He attacked three different Asian owned massage parlours.
The Georgia Sheriff in charge of the investigation, Captain Jay Baker held a press conference stating that Robert “had a really bad day”.
There isn’t a justification in the world to excuse what Robert did. In order for attitudes to change, authorities and the press must call what Robert did – what it was – a hate crime.
As of writing this article, Sheriff Captain Jay Baker has gone viral for the wrong reasons.
In a now-deleted post, the Sheriff was seen advertising a racist t-shirt blaming China for the pandemic.
Increase of hate crimes against the Asian community
The advocacy group Stop AAPI Hate said it received more than 2,800 reports of hate incidents directed at Asian Americans nationwide last year.
As reported from the BBC an 84-year-old Thai immigrant in San Francisco, California, died last month after being violently shoved to the ground during his morning walk.
An 89-year-old Chinese woman was slapped and set on fire by two people in Brooklyn, New York.
Zing Tsjeng writes in Harpers Baazar that hate crimes against East and South-East Asian (ESEA) people have increased in the UK, too.
According to the advocacy group End the Virus of Racism, there has been a 300 per cent increase in hate crimes towards people of East and Southeast Asian heritage since the start of the pandemic.
It’s not enough for us to see hate and dismiss it in our minds, we need to foster an anti-racist mindset.
If we see racism directed towards any community, we need to step up and support one another.

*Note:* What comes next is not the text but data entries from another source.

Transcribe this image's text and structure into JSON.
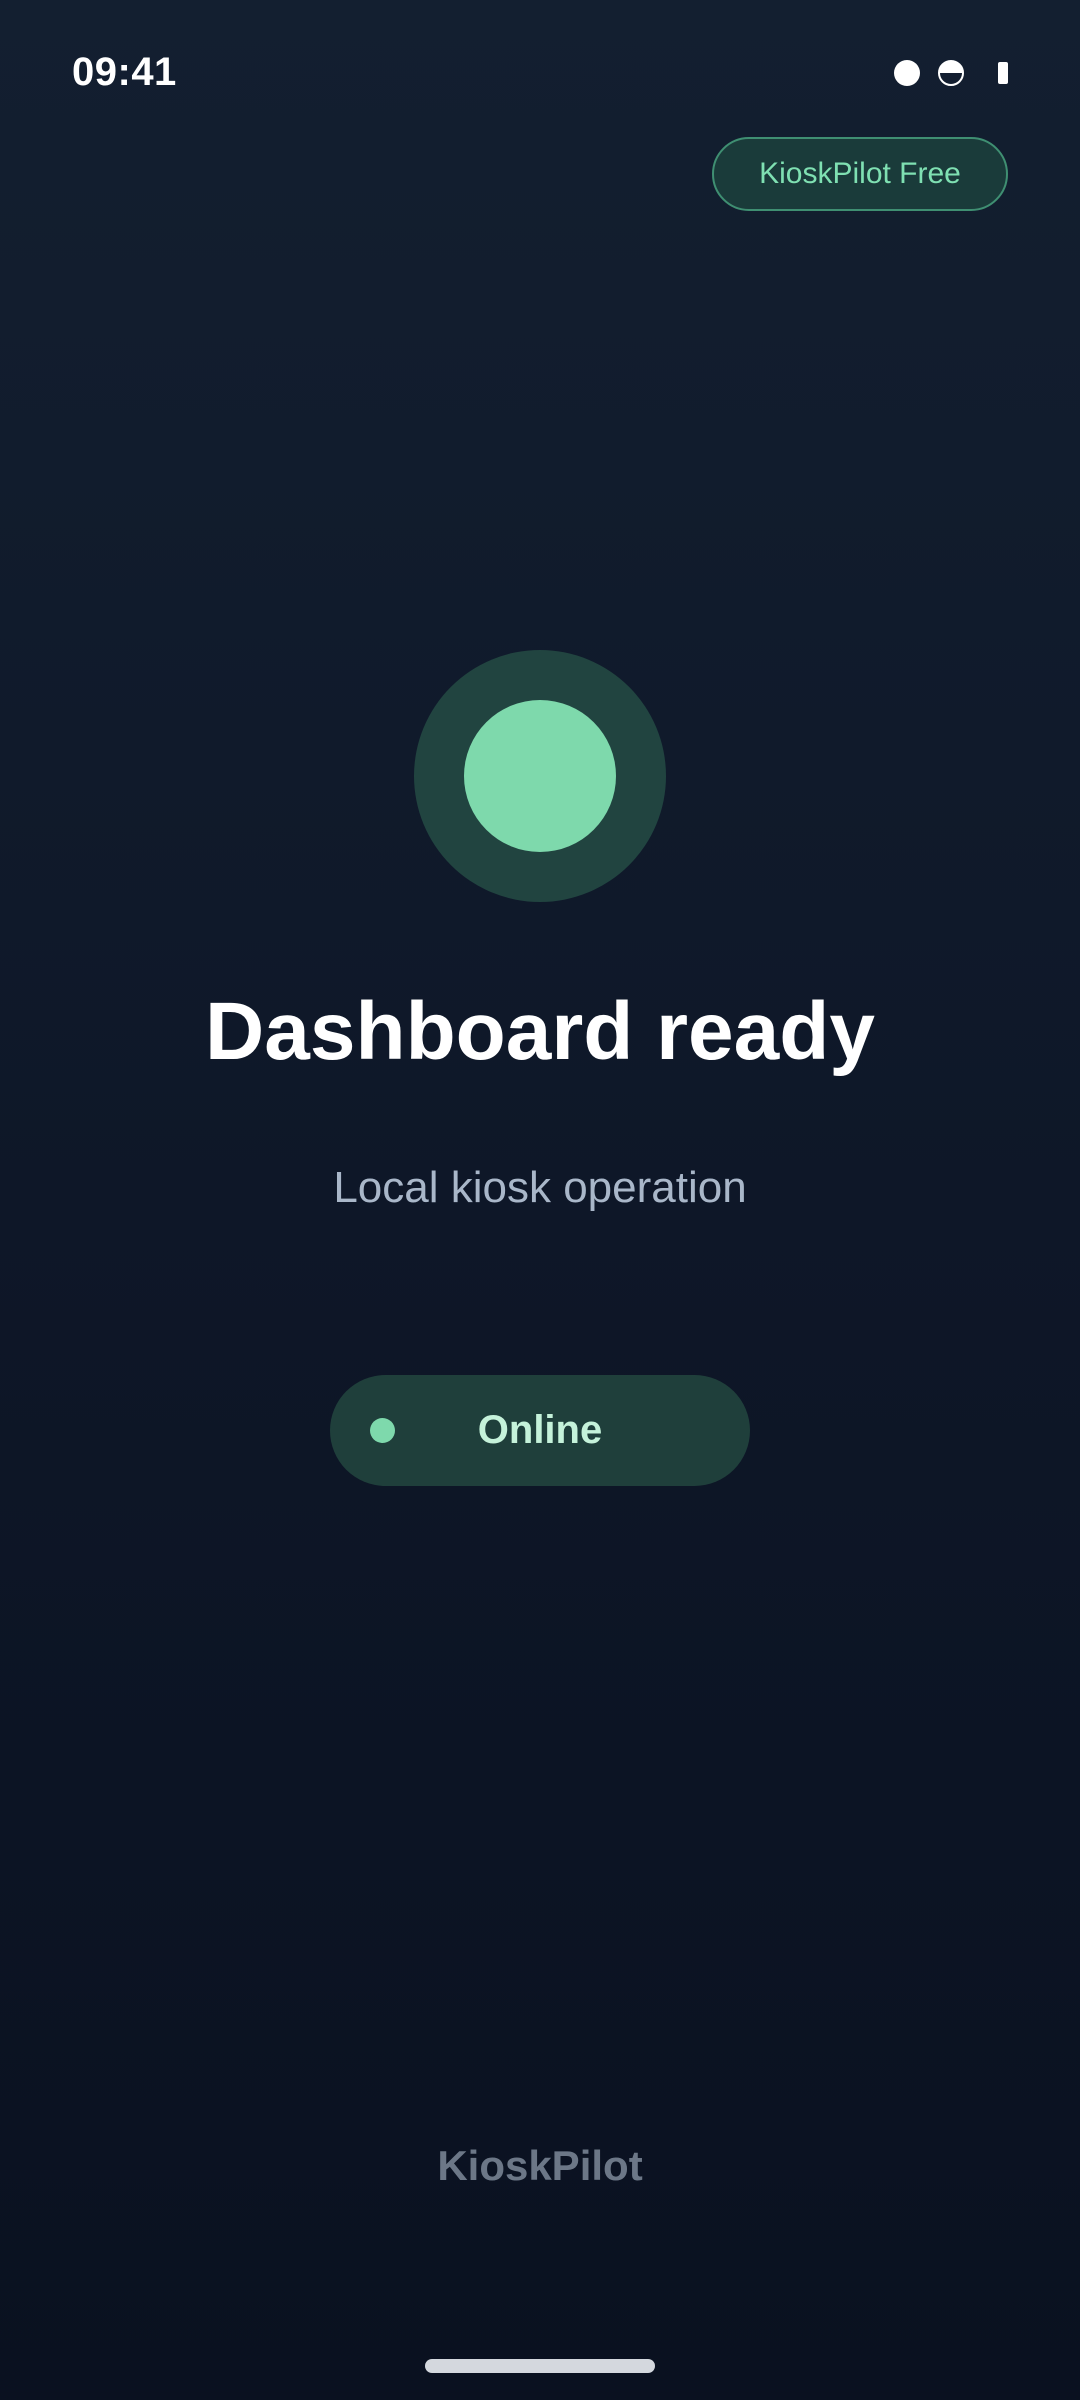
{
  "status_bar": {
    "time": "09:41",
    "icons": [
      "signal-dot-icon",
      "half-circle-icon",
      "battery-icon"
    ]
  },
  "plan_badge": {
    "label": "KioskPilot Free"
  },
  "hero": {
    "status_indicator_icon": "status-circle-icon",
    "title": "Dashboard ready",
    "subtitle": "Local kiosk operation"
  },
  "connection": {
    "label": "Online",
    "dot_icon": "online-dot-icon"
  },
  "footer": {
    "brand": "KioskPilot"
  },
  "colors": {
    "background": "#0e1728",
    "accent": "#7ed9ac",
    "accent_dark": "#1f3f3b",
    "badge_text": "#7fe0b2",
    "subtitle": "#a9b7c9",
    "footer_text": "#6c7787"
  }
}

“Injustice anywhere is a threat to justice everywhere. We are caught in an inescapable network of mutuality, tied in a single garment of destiny.
Whatever affects one directly, affects all indirectly.” Reverend Dr. Martin Luther King.